Tough Luck? Thrills can end poorly. Size and speed reign supreme in battles. Sharks are the world's largest predatory fish. Mass puts greater power behind their jaws. They can weigh ten times the weight of a person.

Shark Attack Reading Fun

Masters of Suspense? Shark attack fallout is not fun reading. It gives people good reasons to swim at guarded beaches and stay out of the water at dawn, dusk or night. It may be time to print Little Ray's books in French.

Lessons in Heroism? This site and the children's books feature stingrays, sharks, turtles and armadillos. The informative encounters and surprise endings align with elite strength, discipline and endurance.

Seeing without Harm? Readers freely venture across the big blue sea. They don't face any sun damage. There is no need to slather on UV ray sunscreen or wear protective clothing and glasses for book viewings.

Physical Solutions

Beyond the Pale? Nets offer low-cost control. Electric, acoustical and magnetic repellents may be ineffective. Shark exclusion barriers work in small areas. Scuba divers use protective cages and weapons.

Spotty Cell Service? Beach lifeguard shacks and bath house facilities in remote territories may keep emergency land lines. These facilitate calls for urgent medical treatment or to summon backup assistance.

Plant Signs? Toxic manchineel, or “death apple” trees and their fruit should carry warnings. Red tide is a common name for algal blooms, which kill fish, make seafood toxic and may make the air hard to breathe.

Law Enforcement

Police State? Officers in Massachusetts ban swimming off Cape Cod beaches. Unprecedented numbers of large sharks present potential hazards. Their bite can leave a wide imprint or result in loss of limbs.

Flag Hazards? Flags go up when tides, currents, and rip tides create drowning risks. Flags also warn humans of potential dangers from the presence of venomous or toxic animals in or around the water.

Sharktivity? Not-for-profit organizations and government officials from Cape Cod and South Shore towns collaborated to develop this app. It tracks local sightings and helps people co-exist peacefully with sharks.

Dialing Back

Study in Design? People seek adventure and equip for unfair advantage. Mega-sized rays and sharks may be safe. Adult sharks weigh from under one pound to many tons. Whale sharks, the world's largest fish, do not bite.

Filling Gaps? Researchers tag, monitor and report uplifting shark-related information and world-wide experiences. People still follow their instincts. They struggle against fears of threats from prowling sharks.

The Shift? No-kill drum-line trials are under way. The goal is to lure, capture, tag and move this predator to unpopulated areas. Previous drum lines were not monitored. Baited catches died when hooked in those traps.

Organizational Solutions

Aware?

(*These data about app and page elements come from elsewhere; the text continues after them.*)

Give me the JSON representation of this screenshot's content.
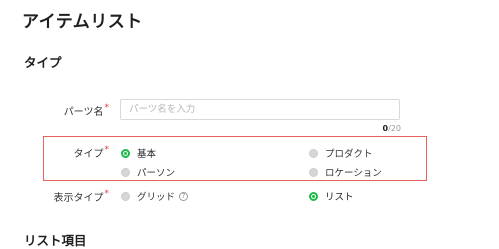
{
  "page": {
    "title": "アイテムリスト"
  },
  "sections": {
    "type_title": "タイプ",
    "list_title": "リスト項目"
  },
  "fields": {
    "parts_name": {
      "label": "パーツ名",
      "required_mark": "*",
      "placeholder": "パーツ名を入力",
      "value": "",
      "counter_current": "0",
      "counter_max": "/20"
    },
    "type": {
      "label": "タイプ",
      "required_mark": "*",
      "options": [
        {
          "label": "基本",
          "selected": true
        },
        {
          "label": "プロダクト",
          "selected": false
        },
        {
          "label": "パーソン",
          "selected": false
        },
        {
          "label": "ロケーション",
          "selected": false
        }
      ]
    },
    "display_type": {
      "label": "表示タイプ",
      "required_mark": "*",
      "options": [
        {
          "label": "グリッド",
          "selected": false
        },
        {
          "label": "リスト",
          "selected": true
        }
      ],
      "help_icon": "?"
    }
  },
  "colors": {
    "accent": "#1fbb4a",
    "required": "#e03a3a",
    "highlight_border": "#e8625d"
  },
  "icons": {
    "help": "question-circle-icon"
  }
}
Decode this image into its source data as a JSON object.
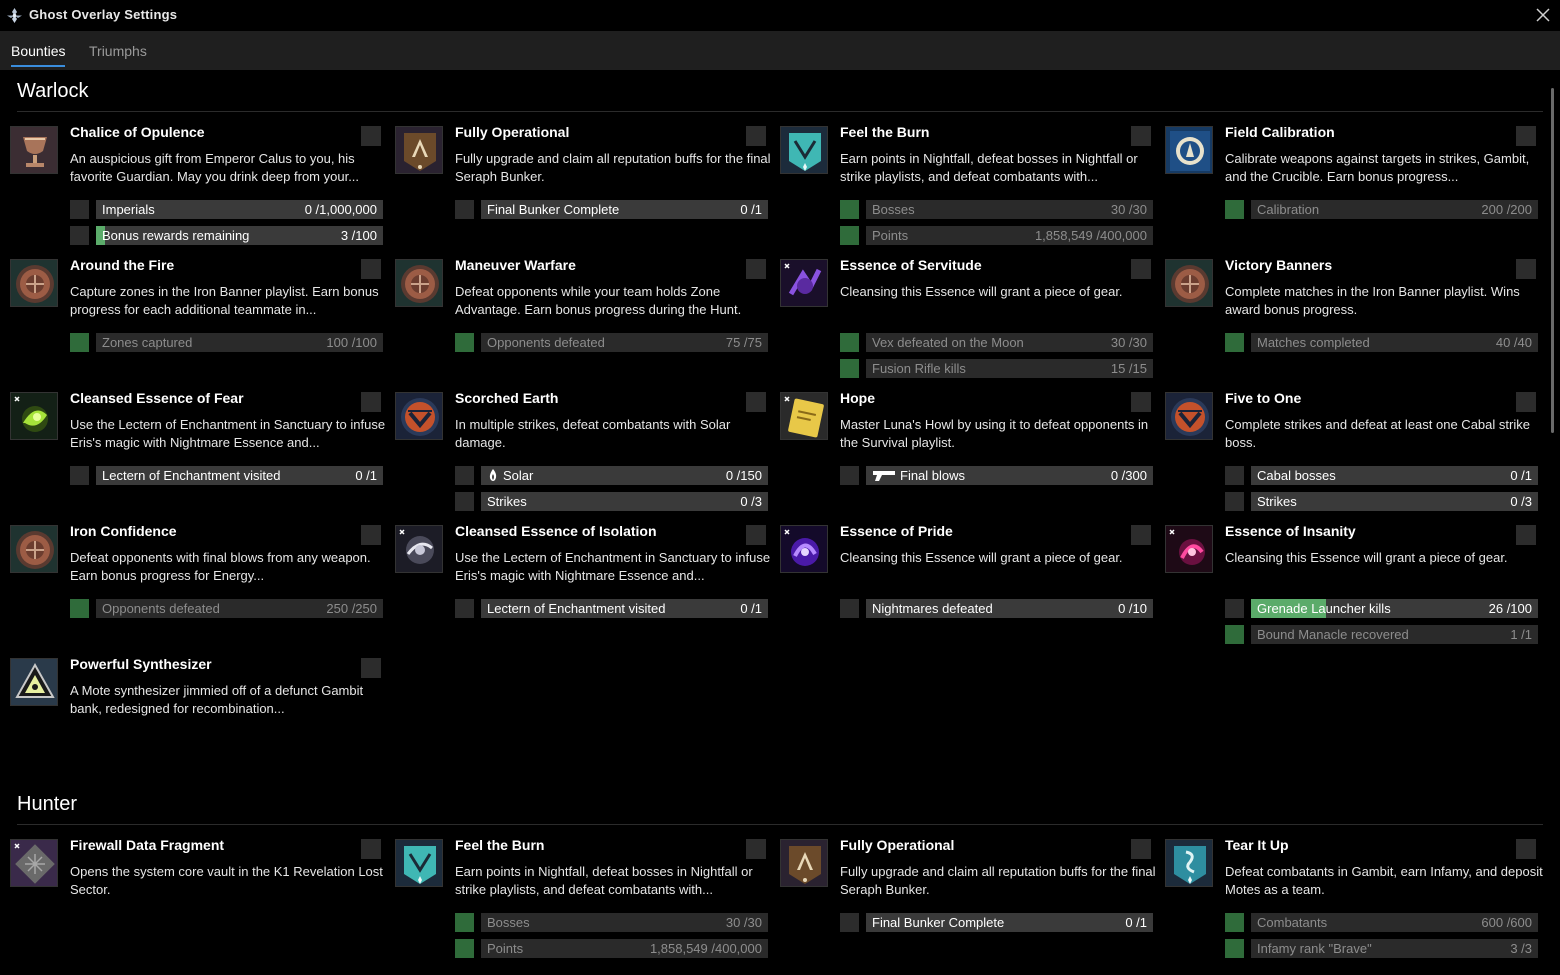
{
  "app": {
    "title": "Ghost Overlay Settings",
    "icon": "ghost-icon"
  },
  "tabs": [
    {
      "label": "Bounties",
      "active": true
    },
    {
      "label": "Triumphs",
      "active": false
    }
  ],
  "sections": [
    {
      "title": "Warlock",
      "cards": [
        {
          "title": "Chalice of Opulence",
          "icon": "chalice-icon",
          "desc": "An auspicious gift from Emperor Calus to you, his favorite Guardian. May you drink deep from your...",
          "objectives": [
            {
              "label": "Imperials",
              "value": "0 /1,000,000",
              "progress": 0,
              "complete": false
            },
            {
              "label": "Bonus rewards remaining",
              "value": "3 /100",
              "progress": 0.03,
              "complete": false
            }
          ]
        },
        {
          "title": "Fully Operational",
          "icon": "seraph-banner-icon",
          "desc": "Fully upgrade and claim all reputation buffs for the final Seraph Bunker.",
          "objectives": [
            {
              "label": "Final Bunker Complete",
              "value": "0 /1",
              "progress": 0,
              "complete": false
            }
          ]
        },
        {
          "title": "Feel the Burn",
          "icon": "nightfall-banner-icon",
          "desc": "Earn points in Nightfall, defeat bosses in Nightfall or strike playlists, and defeat combatants with...",
          "objectives": [
            {
              "label": "Bosses",
              "value": "30 /30",
              "progress": 1,
              "complete": true
            },
            {
              "label": "Points",
              "value": "1,858,549 /400,000",
              "progress": 1,
              "complete": true
            }
          ]
        },
        {
          "title": "Field Calibration",
          "icon": "calibration-icon",
          "desc": "Calibrate weapons against targets in strikes, Gambit, and the Crucible. Earn bonus progress...",
          "objectives": [
            {
              "label": "Calibration",
              "value": "200 /200",
              "progress": 1,
              "complete": true
            }
          ]
        },
        {
          "title": "Around the Fire",
          "icon": "iron-banner-icon",
          "desc": "Capture zones in the Iron Banner playlist. Earn bonus progress for each additional teammate in...",
          "objectives": [
            {
              "label": "Zones captured",
              "value": "100 /100",
              "progress": 1,
              "complete": true
            }
          ]
        },
        {
          "title": "Maneuver Warfare",
          "icon": "iron-banner-icon",
          "desc": "Defeat opponents while your team holds Zone Advantage. Earn bonus progress during the Hunt.",
          "objectives": [
            {
              "label": "Opponents defeated",
              "value": "75 /75",
              "progress": 1,
              "complete": true
            }
          ]
        },
        {
          "title": "Essence of Servitude",
          "icon": "essence-servitude-icon",
          "desc": "Cleansing this Essence will grant a piece of gear.",
          "objectives": [
            {
              "label": "Vex defeated on the Moon",
              "value": "30 /30",
              "progress": 1,
              "complete": true
            },
            {
              "label": "Fusion Rifle kills",
              "value": "15 /15",
              "progress": 1,
              "complete": true
            }
          ]
        },
        {
          "title": "Victory Banners",
          "icon": "iron-banner-icon",
          "desc": "Complete matches in the Iron Banner playlist. Wins award bonus progress.",
          "objectives": [
            {
              "label": "Matches completed",
              "value": "40 /40",
              "progress": 1,
              "complete": true
            }
          ]
        },
        {
          "title": "Cleansed Essence of Fear",
          "icon": "essence-fear-icon",
          "desc": "Use the Lectern of Enchantment in Sanctuary to infuse Eris's magic with Nightmare Essence and...",
          "objectives": [
            {
              "label": "Lectern of Enchantment visited",
              "value": "0 /1",
              "progress": 0,
              "complete": false
            }
          ]
        },
        {
          "title": "Scorched Earth",
          "icon": "vanguard-icon",
          "desc": "In multiple strikes, defeat combatants with Solar damage.",
          "objectives": [
            {
              "label": "Solar",
              "value": "0 /150",
              "progress": 0,
              "complete": false,
              "mini_icon": "solar-icon"
            },
            {
              "label": "Strikes",
              "value": "0 /3",
              "progress": 0,
              "complete": false
            }
          ]
        },
        {
          "title": "Hope",
          "icon": "hope-card-icon",
          "desc": "Master Luna's Howl by using it to defeat opponents in the Survival playlist.",
          "objectives": [
            {
              "label": "Final blows",
              "value": "0 /300",
              "progress": 0,
              "complete": false,
              "mini_icon": "hand-cannon-icon"
            }
          ]
        },
        {
          "title": "Five to One",
          "icon": "vanguard-icon",
          "desc": "Complete strikes and defeat at least one Cabal strike boss.",
          "objectives": [
            {
              "label": "Cabal bosses",
              "value": "0 /1",
              "progress": 0,
              "complete": false
            },
            {
              "label": "Strikes",
              "value": "0 /3",
              "progress": 0,
              "complete": false
            }
          ]
        },
        {
          "title": "Iron Confidence",
          "icon": "iron-banner-icon",
          "desc": "Defeat opponents with final blows from any weapon. Earn bonus progress for Energy...",
          "objectives": [
            {
              "label": "Opponents defeated",
              "value": "250 /250",
              "progress": 1,
              "complete": true
            }
          ]
        },
        {
          "title": "Cleansed Essence of Isolation",
          "icon": "essence-isolation-icon",
          "desc": "Use the Lectern of Enchantment in Sanctuary to infuse Eris's magic with Nightmare Essence and...",
          "objectives": [
            {
              "label": "Lectern of Enchantment visited",
              "value": "0 /1",
              "progress": 0,
              "complete": false
            }
          ]
        },
        {
          "title": "Essence of Pride",
          "icon": "essence-pride-icon",
          "desc": "Cleansing this Essence will grant a piece of gear.",
          "objectives": [
            {
              "label": "Nightmares defeated",
              "value": "0 /10",
              "progress": 0,
              "complete": false
            }
          ]
        },
        {
          "title": "Essence of Insanity",
          "icon": "essence-insanity-icon",
          "desc": "Cleansing this Essence will grant a piece of gear.",
          "objectives": [
            {
              "label": "Grenade Launcher kills",
              "value": "26 /100",
              "progress": 0.26,
              "complete": false
            },
            {
              "label": "Bound Manacle recovered",
              "value": "1 /1",
              "progress": 1,
              "complete": true
            }
          ]
        },
        {
          "title": "Powerful Synthesizer",
          "icon": "synthesizer-icon",
          "desc": "A Mote synthesizer jimmied off of a defunct Gambit bank, redesigned for recombination...",
          "objectives": []
        }
      ]
    },
    {
      "title": "Hunter",
      "cards": [
        {
          "title": "Firewall Data Fragment",
          "icon": "data-fragment-icon",
          "desc": "Opens the system core vault in the K1 Revelation Lost Sector.",
          "objectives": []
        },
        {
          "title": "Feel the Burn",
          "icon": "nightfall-banner-icon",
          "desc": "Earn points in Nightfall, defeat bosses in Nightfall or strike playlists, and defeat combatants with...",
          "objectives": [
            {
              "label": "Bosses",
              "value": "30 /30",
              "progress": 1,
              "complete": true
            },
            {
              "label": "Points",
              "value": "1,858,549 /400,000",
              "progress": 1,
              "complete": true
            }
          ]
        },
        {
          "title": "Fully Operational",
          "icon": "seraph-banner-icon",
          "desc": "Fully upgrade and claim all reputation buffs for the final Seraph Bunker.",
          "objectives": [
            {
              "label": "Final Bunker Complete",
              "value": "0 /1",
              "progress": 0,
              "complete": false
            }
          ]
        },
        {
          "title": "Tear It Up",
          "icon": "gambit-banner-icon",
          "desc": "Defeat combatants in Gambit, earn Infamy, and deposit Motes as a team.",
          "objectives": [
            {
              "label": "Combatants",
              "value": "600 /600",
              "progress": 1,
              "complete": true
            },
            {
              "label": "Infamy rank \"Brave\"",
              "value": "3 /3",
              "progress": 1,
              "complete": true
            }
          ]
        }
      ]
    }
  ],
  "colors": {
    "accent": "#3a8ddc",
    "complete": "#2f6b3a",
    "fill": "#5bab6a",
    "tabbar": "#1f1f1f"
  }
}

The AWSC is a registered not-for-profit organization. It supports innovative white shark research, improves public safety, and serves as a point-of-contact liaison for conservation activities.

Chill? AWSC stresses the rarity of attacks. It endeavors to raise awareness about these magnificent and misunderstood fish. Their interactive exhibits, videos, displays and virtual reality experiences promote conservation.

Watchlist? CITES protects wild flora and fauna. It calls for increased shark and ray policing. It holds World Wildlife Day for public education. Human-shark encounters are spurring governments and individuals to action.

Personal Solutions

PADI Open Water Diver? This writer earned certification through Lexington Dive Shop. She dove among carnivorous fish in waters of Mexico and the United States without incident. Swimmer's ear forced her to quit.

Whoa or Woah? Facts and team-building can change the woeful images and fierce reputations of sharks. Stingrays are perilous when someone grabs, blocks or steps on them. There are no excuses for predatory behaviors.

Power Play Transcript? The unpredictable blitz in the below video reads: “Join with the best and respect the rest. We never know how things will go.” Illustrations and ideas are from the ray and shark book. (34 seconds)